HUNDREDS of citizens seeking to replace lost national identities Friday besieged, most without success, the Civil Registry Department stand at the Harare Agricultural Show to secure the papers.
Desperate Harare residents queued for hours under the scorching October sun to acquire their identity papers violating Covid-19 regulation on social distancing and masking up.
However, a visit by NewZimbabwe.com to the Civil Registry Department stand revealed only a few people managed to acquire the IDs as officials claimed they were facing network connectivity challenges.
A message started circulating on various social media platforms urging citizens with lost IDs to attend the agricultural show and get a replacement.
Only citizens with lost IDs were being allowed to seek a replacement.
One Harare resident who had lost patience regretted wasting time and money to visit the registrar general’s stand Friday.
“I received a message on WhatsApp indicating people seeking to replace their national IDs to visit the Harare Agricultural Show. I also heard the message on the radio this morning, but unfortunately, I have failed to replace the ID I lost six months ago,” he said.
In June this year, the challenge to acquire documents reached its peak after the government set aside a weekend for students writing their final Zimbabwe Schools Examination Council (ZIMSEC) examinations this year.
However, lack of adequate staff at the registry offices and a shortage of processing material stalled the process in most provinces leaving thousands of students stranded, and forcing the government to suspend the process.

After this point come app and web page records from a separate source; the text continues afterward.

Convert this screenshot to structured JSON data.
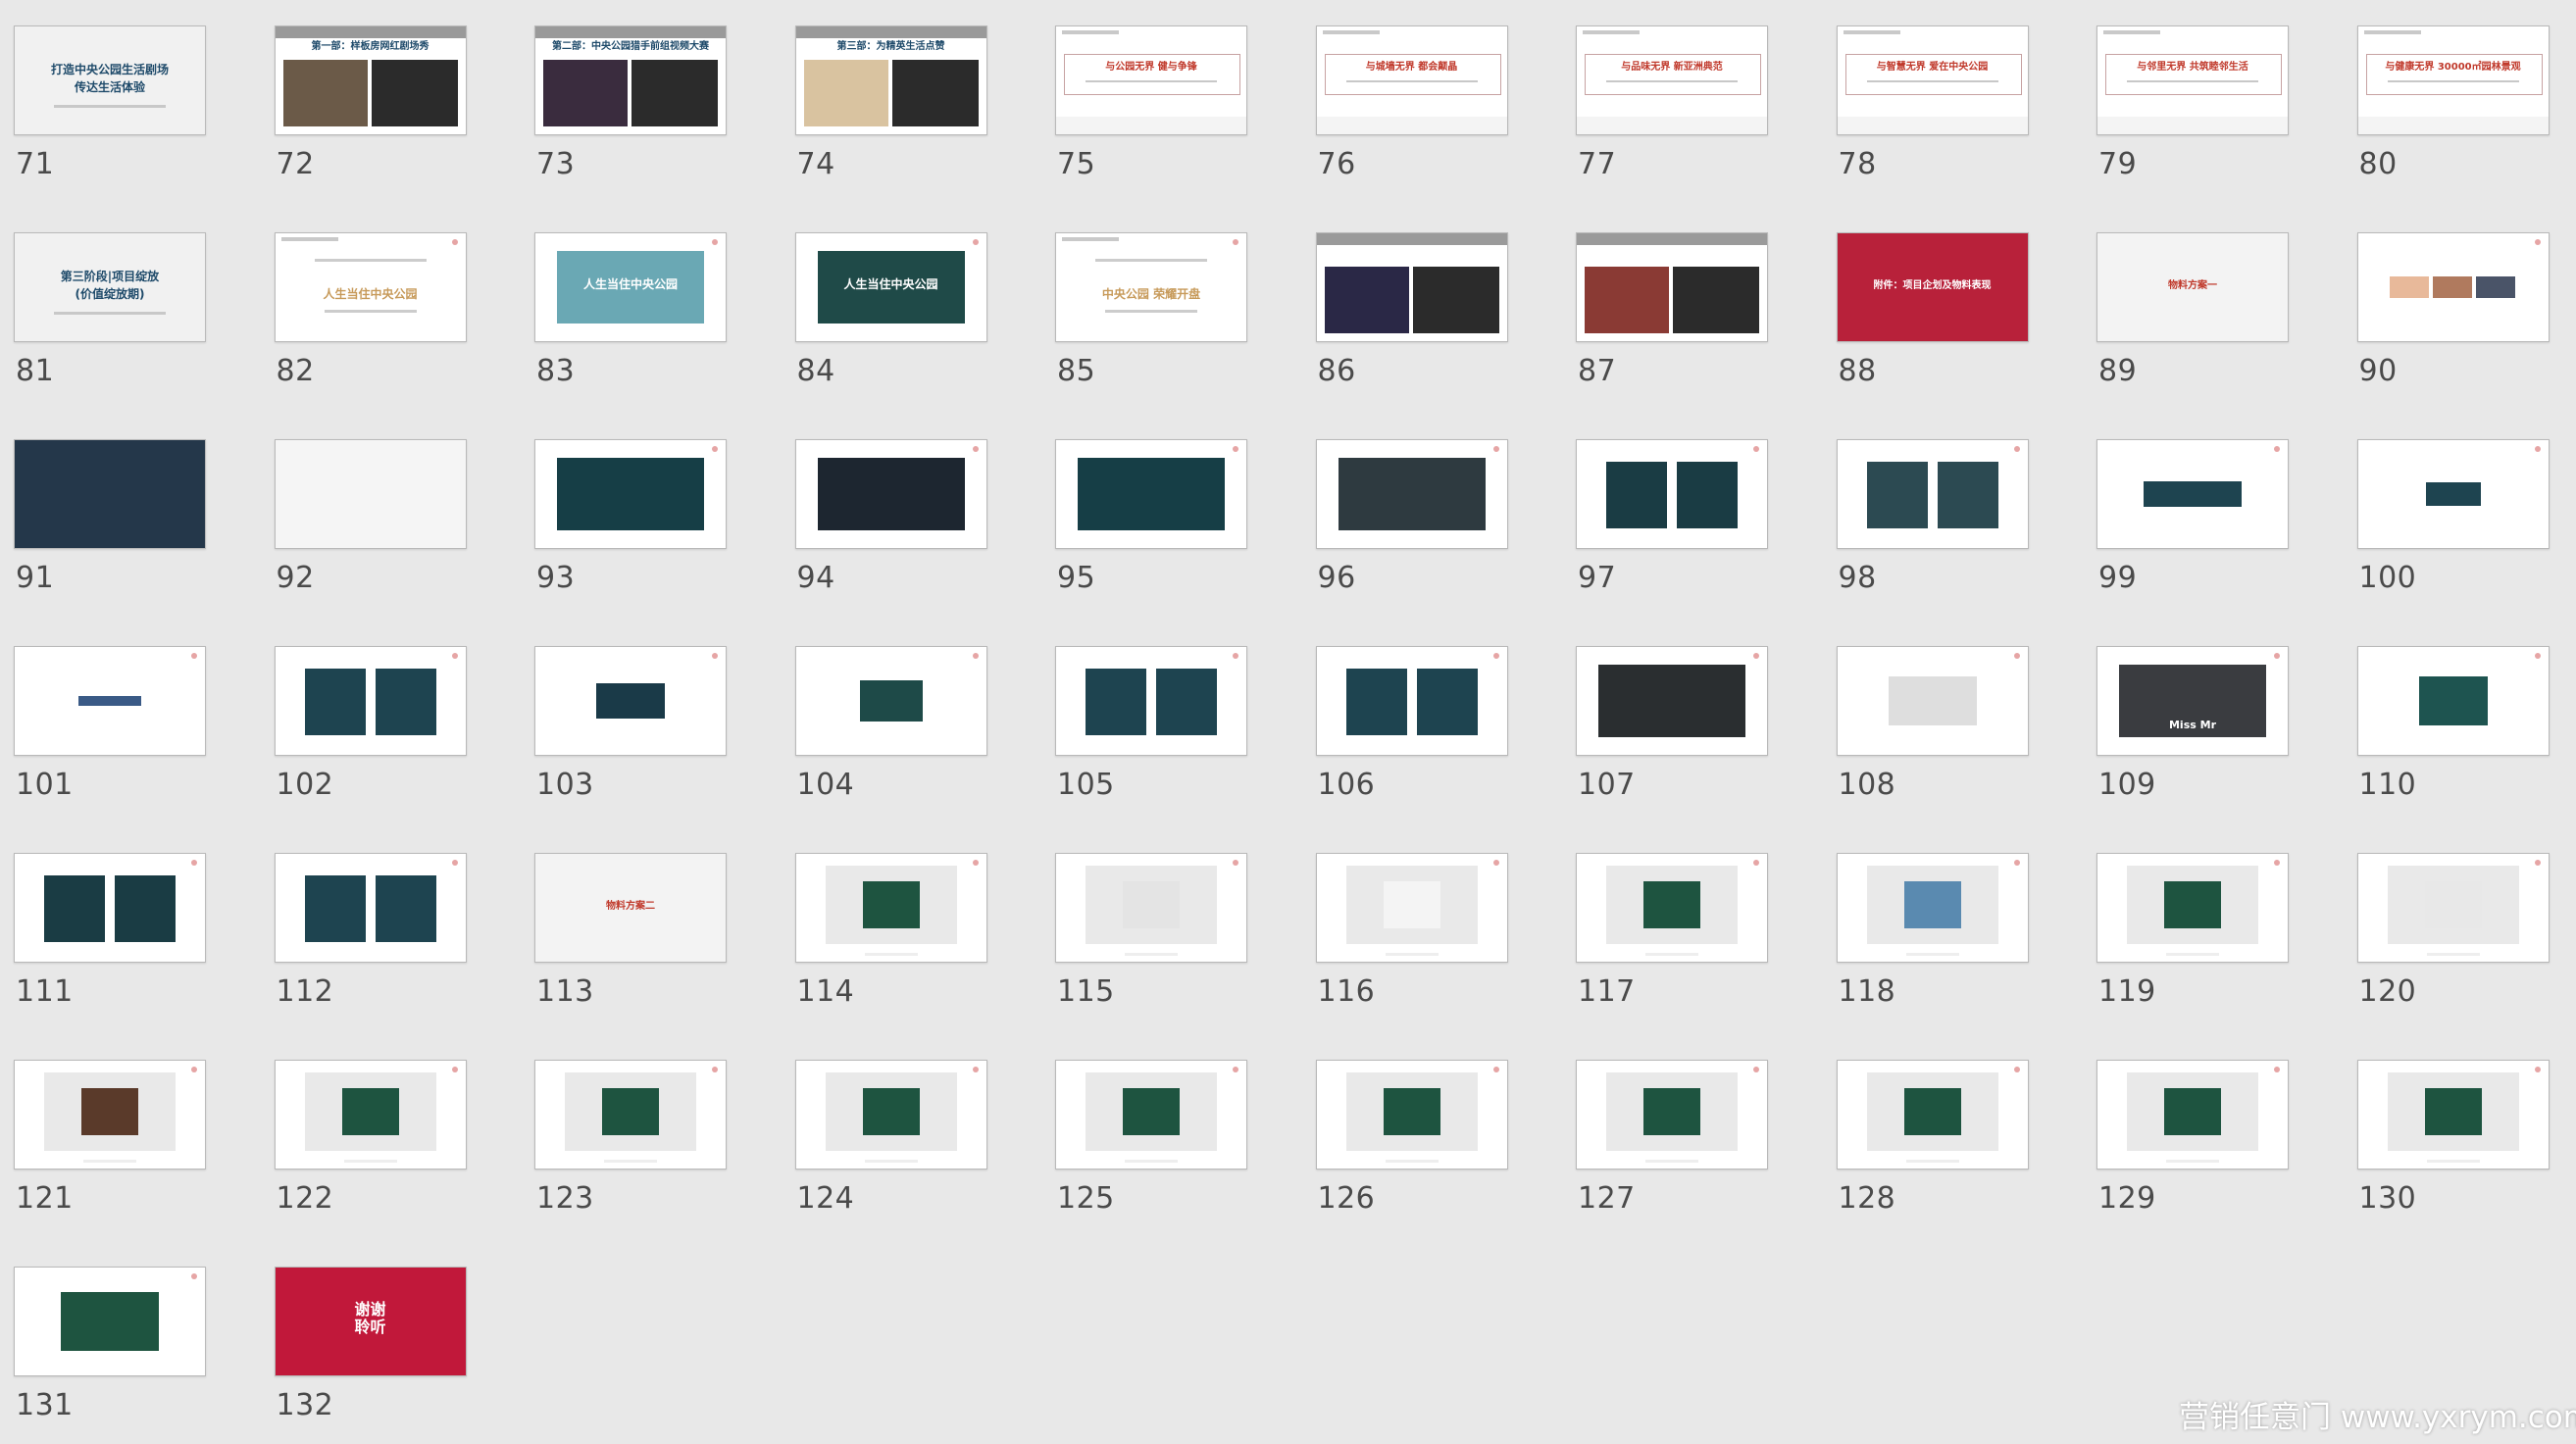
{
  "view": "slide-sorter",
  "slides": [
    {
      "n": "71",
      "kind": "grey-text",
      "lines": [
        "打造中央公园生活剧场",
        "传达生活体验"
      ]
    },
    {
      "n": "72",
      "kind": "header-photos",
      "title": "第一部：样板房网红剧场秀",
      "photo": "#6b5a48"
    },
    {
      "n": "73",
      "kind": "header-photos",
      "title": "第二部：中央公园猎手前组视频大赛",
      "photo": "#3a2c3e"
    },
    {
      "n": "74",
      "kind": "header-photos",
      "title": "第三部：为精英生活点赞",
      "photo": "#d9c3a0"
    },
    {
      "n": "75",
      "kind": "box-title",
      "title": "与公园无界 健与争锋"
    },
    {
      "n": "76",
      "kind": "box-title",
      "title": "与城墙无界 都会颠晶"
    },
    {
      "n": "77",
      "kind": "box-title",
      "title": "与品味无界 新亚洲典范"
    },
    {
      "n": "78",
      "kind": "box-title",
      "title": "与智慧无界 爱在中央公园"
    },
    {
      "n": "79",
      "kind": "box-title",
      "title": "与邻里无界 共筑睦邻生活"
    },
    {
      "n": "80",
      "kind": "box-title",
      "title": "与健康无界 30000㎡园林景观"
    },
    {
      "n": "81",
      "kind": "grey-text",
      "lines": [
        "第三阶段|项目绽放",
        "(价值绽放期)"
      ]
    },
    {
      "n": "82",
      "kind": "white-text",
      "title": "人生当住中央公园",
      "color": "#c79a5a"
    },
    {
      "n": "83",
      "kind": "banner",
      "bg": "#6aa8b4",
      "title": "人生当住中央公园"
    },
    {
      "n": "84",
      "kind": "banner",
      "bg": "#1f4a48",
      "title": "人生当住中央公园"
    },
    {
      "n": "85",
      "kind": "white-text",
      "title": "中央公园 荣耀开盘",
      "color": "#c79a5a"
    },
    {
      "n": "86",
      "kind": "header-photos",
      "title": "",
      "photo": "#2a2846"
    },
    {
      "n": "87",
      "kind": "header-photos",
      "title": "",
      "photo": "#8a3a34"
    },
    {
      "n": "88",
      "kind": "full",
      "bg": "#b8213a",
      "title": "附件：项目企划及物料表现",
      "tcolor": "#ffffff"
    },
    {
      "n": "89",
      "kind": "full",
      "bg": "#f3f3f3",
      "title": "物料方案一",
      "tcolor": "#c0392b"
    },
    {
      "n": "90",
      "kind": "swatches",
      "colors": [
        "#e8b99a",
        "#b07a5e",
        "#4a5468"
      ]
    },
    {
      "n": "91",
      "kind": "full",
      "bg": "#24374a",
      "title": "",
      "tcolor": "#ffffff"
    },
    {
      "n": "92",
      "kind": "full",
      "bg": "#f5f5f5",
      "title": "",
      "tcolor": "#d9c2b0"
    },
    {
      "n": "93",
      "kind": "banner",
      "bg": "#163e46",
      "title": ""
    },
    {
      "n": "94",
      "kind": "banner",
      "bg": "#1d2630",
      "title": ""
    },
    {
      "n": "95",
      "kind": "banner",
      "bg": "#163e46",
      "title": ""
    },
    {
      "n": "96",
      "kind": "banner",
      "bg": "#2e3a40",
      "title": ""
    },
    {
      "n": "97",
      "kind": "duo",
      "bg": "#1a3c44"
    },
    {
      "n": "98",
      "kind": "duo",
      "bg": "#2c4a52"
    },
    {
      "n": "99",
      "kind": "small",
      "bg": "#1e4450",
      "w": 100,
      "h": 26
    },
    {
      "n": "100",
      "kind": "small",
      "bg": "#1e4450",
      "w": 56,
      "h": 24
    },
    {
      "n": "101",
      "kind": "small",
      "bg": "#3a5a86",
      "w": 64,
      "h": 10
    },
    {
      "n": "102",
      "kind": "duo",
      "bg": "#1e4450"
    },
    {
      "n": "103",
      "kind": "small",
      "bg": "#1a3a48",
      "w": 70,
      "h": 36
    },
    {
      "n": "104",
      "kind": "small",
      "bg": "#1e4a48",
      "w": 64,
      "h": 42
    },
    {
      "n": "105",
      "kind": "duo",
      "bg": "#1e4450"
    },
    {
      "n": "106",
      "kind": "duo",
      "bg": "#1e4450"
    },
    {
      "n": "107",
      "kind": "banner",
      "bg": "#2a2e30",
      "title": ""
    },
    {
      "n": "108",
      "kind": "small",
      "bg": "#dedede",
      "w": 90,
      "h": 50
    },
    {
      "n": "109",
      "kind": "banner",
      "bg": "#3a3c40",
      "title": "Miss  Mr"
    },
    {
      "n": "110",
      "kind": "small",
      "bg": "#1e5450",
      "w": 70,
      "h": 50
    },
    {
      "n": "111",
      "kind": "duo",
      "bg": "#1a3c44"
    },
    {
      "n": "112",
      "kind": "duo",
      "bg": "#1e4450"
    },
    {
      "n": "113",
      "kind": "full",
      "bg": "#f3f3f3",
      "title": "物料方案二",
      "tcolor": "#c0392b"
    },
    {
      "n": "114",
      "kind": "mock",
      "bg": "#1e5440"
    },
    {
      "n": "115",
      "kind": "mock",
      "bg": "#e4e4e4"
    },
    {
      "n": "116",
      "kind": "mock",
      "bg": "#f4f4f4"
    },
    {
      "n": "117",
      "kind": "mock",
      "bg": "#1e5440"
    },
    {
      "n": "118",
      "kind": "mock",
      "bg": "#5a8ab0"
    },
    {
      "n": "119",
      "kind": "mock",
      "bg": "#1e5440"
    },
    {
      "n": "120",
      "kind": "mock",
      "bg": "#e8e8e8"
    },
    {
      "n": "121",
      "kind": "mock",
      "bg": "#5a3a2a"
    },
    {
      "n": "122",
      "kind": "mock",
      "bg": "#1e5440"
    },
    {
      "n": "123",
      "kind": "mock",
      "bg": "#1e5440"
    },
    {
      "n": "124",
      "kind": "mock",
      "bg": "#1e5440"
    },
    {
      "n": "125",
      "kind": "mock",
      "bg": "#1e5440"
    },
    {
      "n": "126",
      "kind": "mock",
      "bg": "#1e5440"
    },
    {
      "n": "127",
      "kind": "mock",
      "bg": "#1e5440"
    },
    {
      "n": "128",
      "kind": "mock",
      "bg": "#1e5440"
    },
    {
      "n": "129",
      "kind": "mock",
      "bg": "#1e5440"
    },
    {
      "n": "130",
      "kind": "mock",
      "bg": "#1e5440"
    },
    {
      "n": "131",
      "kind": "small",
      "bg": "#1e5440",
      "w": 100,
      "h": 60
    },
    {
      "n": "132",
      "kind": "full",
      "bg": "#c1183a",
      "title": "谢谢\n聆听",
      "tcolor": "#ffffff"
    }
  ],
  "watermark": "营销任意门 www.yxrym.com"
}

The government said the decision to suspend the process was a precautionary measure considering rising Covid-19 cases.
“The programme was meant for ‘O’ and ‘A’ Level students who want to register for their exams only,” Kazembe Kazembe, the Home Affairs Minister, said.
“It turned out that all youths who need IDs came, even some who are not even in school. This becomes a problem with this Covid-19 pandemic, hence the programme will be called off in view of the risks involved.”
In its recent report on acquiring documentation in Zimbabwe (We are like Stray Animals), Amnesty International said there are over 300 000 people who are in danger of being rendered stateless as they do not have IDs.
The report indicated those without documentation are poor, marginalised, discriminated against, disenfranchised, and politically excluded.